• **Work required**
The word "Nunes" occurs in some lines of the data. Return each such line.

• **Task material**
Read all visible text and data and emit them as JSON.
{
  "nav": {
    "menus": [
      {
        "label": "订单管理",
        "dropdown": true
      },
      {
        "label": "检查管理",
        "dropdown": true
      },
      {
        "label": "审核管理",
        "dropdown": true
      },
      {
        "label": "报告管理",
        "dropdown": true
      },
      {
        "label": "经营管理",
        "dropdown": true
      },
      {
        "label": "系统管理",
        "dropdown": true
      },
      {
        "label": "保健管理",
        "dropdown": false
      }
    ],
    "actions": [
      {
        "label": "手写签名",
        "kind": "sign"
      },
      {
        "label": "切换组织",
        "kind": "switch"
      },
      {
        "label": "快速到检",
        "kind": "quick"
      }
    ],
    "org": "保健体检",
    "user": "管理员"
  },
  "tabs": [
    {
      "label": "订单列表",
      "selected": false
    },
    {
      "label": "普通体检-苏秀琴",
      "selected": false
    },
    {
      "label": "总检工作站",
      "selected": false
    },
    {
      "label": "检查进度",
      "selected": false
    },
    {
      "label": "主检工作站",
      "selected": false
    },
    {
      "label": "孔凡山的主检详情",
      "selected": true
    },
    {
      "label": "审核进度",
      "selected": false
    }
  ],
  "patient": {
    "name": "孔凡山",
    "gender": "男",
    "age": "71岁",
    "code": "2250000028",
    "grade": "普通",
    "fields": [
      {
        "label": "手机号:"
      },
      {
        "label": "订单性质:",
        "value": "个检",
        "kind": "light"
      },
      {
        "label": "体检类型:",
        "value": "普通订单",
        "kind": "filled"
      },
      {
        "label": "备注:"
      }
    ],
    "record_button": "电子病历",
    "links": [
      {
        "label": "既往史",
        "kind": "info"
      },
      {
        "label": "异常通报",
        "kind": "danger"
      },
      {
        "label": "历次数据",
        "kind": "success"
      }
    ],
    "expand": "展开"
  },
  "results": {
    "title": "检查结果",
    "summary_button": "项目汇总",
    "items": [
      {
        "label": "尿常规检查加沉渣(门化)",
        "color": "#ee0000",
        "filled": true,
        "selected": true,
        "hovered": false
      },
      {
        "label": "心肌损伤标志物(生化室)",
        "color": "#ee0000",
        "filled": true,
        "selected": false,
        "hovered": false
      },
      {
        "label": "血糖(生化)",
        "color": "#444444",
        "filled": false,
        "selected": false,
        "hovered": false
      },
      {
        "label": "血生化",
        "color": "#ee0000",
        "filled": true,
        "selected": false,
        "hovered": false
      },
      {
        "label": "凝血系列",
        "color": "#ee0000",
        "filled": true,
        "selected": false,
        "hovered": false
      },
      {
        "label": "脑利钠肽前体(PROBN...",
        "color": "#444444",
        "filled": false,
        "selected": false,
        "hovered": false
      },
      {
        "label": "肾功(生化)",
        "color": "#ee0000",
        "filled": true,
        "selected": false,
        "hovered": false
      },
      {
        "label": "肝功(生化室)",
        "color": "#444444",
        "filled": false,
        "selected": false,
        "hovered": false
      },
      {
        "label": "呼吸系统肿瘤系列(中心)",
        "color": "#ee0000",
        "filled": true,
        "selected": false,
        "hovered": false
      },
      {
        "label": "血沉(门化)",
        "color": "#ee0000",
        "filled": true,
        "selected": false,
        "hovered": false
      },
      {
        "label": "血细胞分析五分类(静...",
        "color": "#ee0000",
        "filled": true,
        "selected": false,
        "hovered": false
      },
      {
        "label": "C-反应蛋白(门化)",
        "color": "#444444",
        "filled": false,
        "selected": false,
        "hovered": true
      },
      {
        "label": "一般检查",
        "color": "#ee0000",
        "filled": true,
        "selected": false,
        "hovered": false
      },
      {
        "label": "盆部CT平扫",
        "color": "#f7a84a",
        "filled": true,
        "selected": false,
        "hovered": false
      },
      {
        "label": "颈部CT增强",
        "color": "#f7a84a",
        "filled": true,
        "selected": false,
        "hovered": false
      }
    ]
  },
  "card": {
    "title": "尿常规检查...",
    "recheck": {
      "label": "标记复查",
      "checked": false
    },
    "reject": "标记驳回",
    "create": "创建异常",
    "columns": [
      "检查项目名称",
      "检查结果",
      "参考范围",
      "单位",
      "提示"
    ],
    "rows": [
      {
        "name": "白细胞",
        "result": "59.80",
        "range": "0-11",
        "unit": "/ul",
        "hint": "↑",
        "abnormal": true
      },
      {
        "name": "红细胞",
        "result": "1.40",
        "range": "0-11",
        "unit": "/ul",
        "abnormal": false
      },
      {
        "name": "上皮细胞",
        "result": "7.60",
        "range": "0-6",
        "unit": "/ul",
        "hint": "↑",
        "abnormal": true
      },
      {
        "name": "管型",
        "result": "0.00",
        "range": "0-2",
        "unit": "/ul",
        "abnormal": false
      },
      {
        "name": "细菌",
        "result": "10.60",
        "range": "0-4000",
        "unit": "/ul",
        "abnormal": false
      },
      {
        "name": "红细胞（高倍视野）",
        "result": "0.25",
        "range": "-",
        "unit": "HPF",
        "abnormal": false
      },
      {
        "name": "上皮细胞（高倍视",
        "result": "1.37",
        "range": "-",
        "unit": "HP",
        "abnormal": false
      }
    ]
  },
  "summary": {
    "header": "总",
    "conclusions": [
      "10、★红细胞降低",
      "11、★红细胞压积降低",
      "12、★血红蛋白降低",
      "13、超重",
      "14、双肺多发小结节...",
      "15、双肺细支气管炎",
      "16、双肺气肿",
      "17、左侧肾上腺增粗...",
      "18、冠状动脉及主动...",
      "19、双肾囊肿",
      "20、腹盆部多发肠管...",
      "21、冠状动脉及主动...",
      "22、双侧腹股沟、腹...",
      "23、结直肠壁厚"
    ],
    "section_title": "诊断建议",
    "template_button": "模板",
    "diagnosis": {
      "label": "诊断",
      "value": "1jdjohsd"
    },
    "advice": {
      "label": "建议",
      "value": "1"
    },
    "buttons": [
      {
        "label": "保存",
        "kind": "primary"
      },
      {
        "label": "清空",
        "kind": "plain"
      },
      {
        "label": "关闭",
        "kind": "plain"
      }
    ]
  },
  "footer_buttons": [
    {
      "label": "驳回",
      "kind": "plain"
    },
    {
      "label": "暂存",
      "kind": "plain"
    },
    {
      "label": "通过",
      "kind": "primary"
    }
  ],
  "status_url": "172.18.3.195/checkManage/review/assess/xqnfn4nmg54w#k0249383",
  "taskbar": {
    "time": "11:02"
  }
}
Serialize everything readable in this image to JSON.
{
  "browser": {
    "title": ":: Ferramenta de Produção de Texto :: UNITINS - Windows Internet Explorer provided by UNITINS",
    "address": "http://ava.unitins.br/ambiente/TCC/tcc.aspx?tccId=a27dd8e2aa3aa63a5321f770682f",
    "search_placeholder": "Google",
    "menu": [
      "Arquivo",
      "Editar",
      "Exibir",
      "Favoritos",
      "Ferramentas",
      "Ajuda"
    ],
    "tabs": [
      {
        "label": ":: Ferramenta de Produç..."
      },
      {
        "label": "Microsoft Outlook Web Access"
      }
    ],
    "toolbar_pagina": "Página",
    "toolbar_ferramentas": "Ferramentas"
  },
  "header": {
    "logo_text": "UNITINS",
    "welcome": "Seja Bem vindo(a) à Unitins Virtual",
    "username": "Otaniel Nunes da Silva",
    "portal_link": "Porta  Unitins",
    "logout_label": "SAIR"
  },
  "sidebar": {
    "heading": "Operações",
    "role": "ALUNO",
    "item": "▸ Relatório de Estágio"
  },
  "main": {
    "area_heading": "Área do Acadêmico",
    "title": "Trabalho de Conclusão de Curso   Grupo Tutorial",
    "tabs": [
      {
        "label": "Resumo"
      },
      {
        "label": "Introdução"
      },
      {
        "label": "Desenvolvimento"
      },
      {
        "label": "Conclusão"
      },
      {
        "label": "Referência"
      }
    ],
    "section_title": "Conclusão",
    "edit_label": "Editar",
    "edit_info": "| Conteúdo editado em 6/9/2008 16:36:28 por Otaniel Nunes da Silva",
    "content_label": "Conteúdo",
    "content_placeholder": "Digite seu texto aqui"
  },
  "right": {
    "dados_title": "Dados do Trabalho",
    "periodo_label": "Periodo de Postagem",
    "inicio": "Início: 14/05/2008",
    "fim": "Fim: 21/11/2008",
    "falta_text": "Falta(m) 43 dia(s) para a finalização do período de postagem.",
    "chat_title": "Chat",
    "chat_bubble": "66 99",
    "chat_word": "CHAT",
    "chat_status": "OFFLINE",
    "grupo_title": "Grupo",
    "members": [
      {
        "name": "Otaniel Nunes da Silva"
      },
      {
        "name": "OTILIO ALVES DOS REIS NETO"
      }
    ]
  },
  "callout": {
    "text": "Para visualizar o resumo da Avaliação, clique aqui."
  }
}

• **Response below**
    "username": "Otaniel Nunes da Silva",
    "edit_info": "| Conteúdo editado em 6/9/2008 16:36:28 por Otaniel Nunes da Silva",
        "name": "Otaniel Nunes da Silva"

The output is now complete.